Task to carry out:
Copy out all of the records. Keep every word exact.

(Dataset excerpts)
== Segment start ==
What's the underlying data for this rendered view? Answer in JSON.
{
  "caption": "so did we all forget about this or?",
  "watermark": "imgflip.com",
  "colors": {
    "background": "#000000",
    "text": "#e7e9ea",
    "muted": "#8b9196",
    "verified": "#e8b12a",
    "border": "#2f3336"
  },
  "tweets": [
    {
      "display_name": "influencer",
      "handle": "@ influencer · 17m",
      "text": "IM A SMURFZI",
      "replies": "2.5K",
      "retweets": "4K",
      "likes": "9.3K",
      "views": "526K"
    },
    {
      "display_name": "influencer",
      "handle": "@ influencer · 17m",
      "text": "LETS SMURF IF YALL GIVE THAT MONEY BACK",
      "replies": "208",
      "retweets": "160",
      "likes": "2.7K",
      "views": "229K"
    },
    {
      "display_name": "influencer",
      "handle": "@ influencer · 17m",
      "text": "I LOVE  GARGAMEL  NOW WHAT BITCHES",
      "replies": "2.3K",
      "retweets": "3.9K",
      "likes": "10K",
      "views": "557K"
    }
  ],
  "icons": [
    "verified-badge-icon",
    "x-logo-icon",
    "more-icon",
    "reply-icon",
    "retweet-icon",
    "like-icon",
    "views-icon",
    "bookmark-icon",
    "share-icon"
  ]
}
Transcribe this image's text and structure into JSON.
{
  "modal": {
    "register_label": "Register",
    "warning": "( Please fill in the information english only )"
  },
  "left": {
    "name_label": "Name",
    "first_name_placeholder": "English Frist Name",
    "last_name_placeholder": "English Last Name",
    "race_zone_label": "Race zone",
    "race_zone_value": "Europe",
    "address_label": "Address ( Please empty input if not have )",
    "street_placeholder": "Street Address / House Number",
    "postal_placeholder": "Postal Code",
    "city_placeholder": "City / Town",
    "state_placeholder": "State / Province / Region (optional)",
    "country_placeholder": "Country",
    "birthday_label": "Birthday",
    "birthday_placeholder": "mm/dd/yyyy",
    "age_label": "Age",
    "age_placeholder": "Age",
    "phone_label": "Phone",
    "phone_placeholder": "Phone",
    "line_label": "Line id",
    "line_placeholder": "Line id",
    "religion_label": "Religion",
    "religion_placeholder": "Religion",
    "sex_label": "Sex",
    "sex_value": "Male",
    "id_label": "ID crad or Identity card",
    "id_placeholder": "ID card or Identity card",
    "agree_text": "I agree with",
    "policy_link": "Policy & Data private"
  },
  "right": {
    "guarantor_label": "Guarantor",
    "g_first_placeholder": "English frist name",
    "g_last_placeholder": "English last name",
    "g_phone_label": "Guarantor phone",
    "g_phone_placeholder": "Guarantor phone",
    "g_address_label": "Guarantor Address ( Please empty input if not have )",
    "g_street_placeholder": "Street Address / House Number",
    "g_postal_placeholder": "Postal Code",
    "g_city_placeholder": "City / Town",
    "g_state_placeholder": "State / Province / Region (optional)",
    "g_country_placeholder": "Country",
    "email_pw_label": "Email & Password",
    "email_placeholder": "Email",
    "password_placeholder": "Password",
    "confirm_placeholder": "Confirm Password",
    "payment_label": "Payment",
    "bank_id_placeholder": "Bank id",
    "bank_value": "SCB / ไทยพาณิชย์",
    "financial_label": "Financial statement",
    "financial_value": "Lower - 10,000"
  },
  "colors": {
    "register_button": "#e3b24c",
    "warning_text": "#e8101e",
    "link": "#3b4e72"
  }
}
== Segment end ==
Response box:
What's the underlying data for this rendered view? Answer in JSON.
{
  "caption": "so did we all forget about this or?",
  "watermark": "imgflip.com",
  "colors": {
    "background": "#000000",
    "text": "#e7e9ea",
    "muted": "#8b9196",
    "verified": "#e8b12a",
    "border": "#2f3336"
  },
  "tweets": [
    {
      "display_name": "influencer",
      "handle": "@ influencer · 17m",
      "text": "IM A SMURFZI",
      "replies": "2.5K",
      "retweets": "4K",
      "likes": "9.3K",
      "views": "526K"
    },
    {
      "display_name": "influencer",
      "handle": "@ influencer · 17m",
      "text": "LETS SMURF IF YALL GIVE THAT MONEY BACK",
      "replies": "208",
      "retweets": "160",
      "likes": "2.7K",
      "views": "229K"
    },
    {
      "display_name": "influencer",
      "handle": "@ influencer · 17m",
      "text": "I LOVE  GARGAMEL  NOW WHAT BITCHES",
      "replies": "2.3K",
      "retweets": "3.9K",
      "likes": "10K",
      "views": "557K"
    }
  ],
  "icons": [
    "verified-badge-icon",
    "x-logo-icon",
    "more-icon",
    "reply-icon",
    "retweet-icon",
    "like-icon",
    "views-icon",
    "bookmark-icon",
    "share-icon"
  ]
}
Transcribe this image's text and structure into JSON.
{
  "modal": {
    "register_label": "Register",
    "warning": "( Please fill in the information english only )"
  },
  "left": {
    "name_label": "Name",
    "first_name_placeholder": "English Frist Name",
    "last_name_placeholder": "English Last Name",
    "race_zone_label": "Race zone",
    "race_zone_value": "Europe",
    "address_label": "Address ( Please empty input if not have )",
    "street_placeholder": "Street Address / House Number",
    "postal_placeholder": "Postal Code",
    "city_placeholder": "City / Town",
    "state_placeholder": "State / Province / Region (optional)",
    "country_placeholder": "Country",
    "birthday_label": "Birthday",
    "birthday_placeholder": "mm/dd/yyyy",
    "age_label": "Age",
    "age_placeholder": "Age",
    "phone_label": "Phone",
    "phone_placeholder": "Phone",
    "line_label": "Line id",
    "line_placeholder": "Line id",
    "religion_label": "Religion",
    "religion_placeholder": "Religion",
    "sex_label": "Sex",
    "sex_value": "Male",
    "id_label": "ID crad or Identity card",
    "id_placeholder": "ID card or Identity card",
    "agree_text": "I agree with",
    "policy_link": "Policy & Data private"
  },
  "right": {
    "guarantor_label": "Guarantor",
    "g_first_placeholder": "English frist name",
    "g_last_placeholder": "English last name",
    "g_phone_label": "Guarantor phone",
    "g_phone_placeholder": "Guarantor phone",
    "g_address_label": "Guarantor Address ( Please empty input if not have )",
    "g_street_placeholder": "Street Address / House Number",
    "g_postal_placeholder": "Postal Code",
    "g_city_placeholder": "City / Town",
    "g_state_placeholder": "State / Province / Region (optional)",
    "g_country_placeholder": "Country",
    "email_pw_label": "Email & Password",
    "email_placeholder": "Email",
    "password_placeholder": "Password",
    "confirm_placeholder": "Confirm Password",
    "payment_label": "Payment",
    "bank_id_placeholder": "Bank id",
    "bank_value": "SCB / ไทยพาณิชย์",
    "financial_label": "Financial statement",
    "financial_value": "Lower - 10,000"
  },
  "colors": {
    "register_button": "#e3b24c",
    "warning_text": "#e8101e",
    "link": "#3b4e72"
  }
}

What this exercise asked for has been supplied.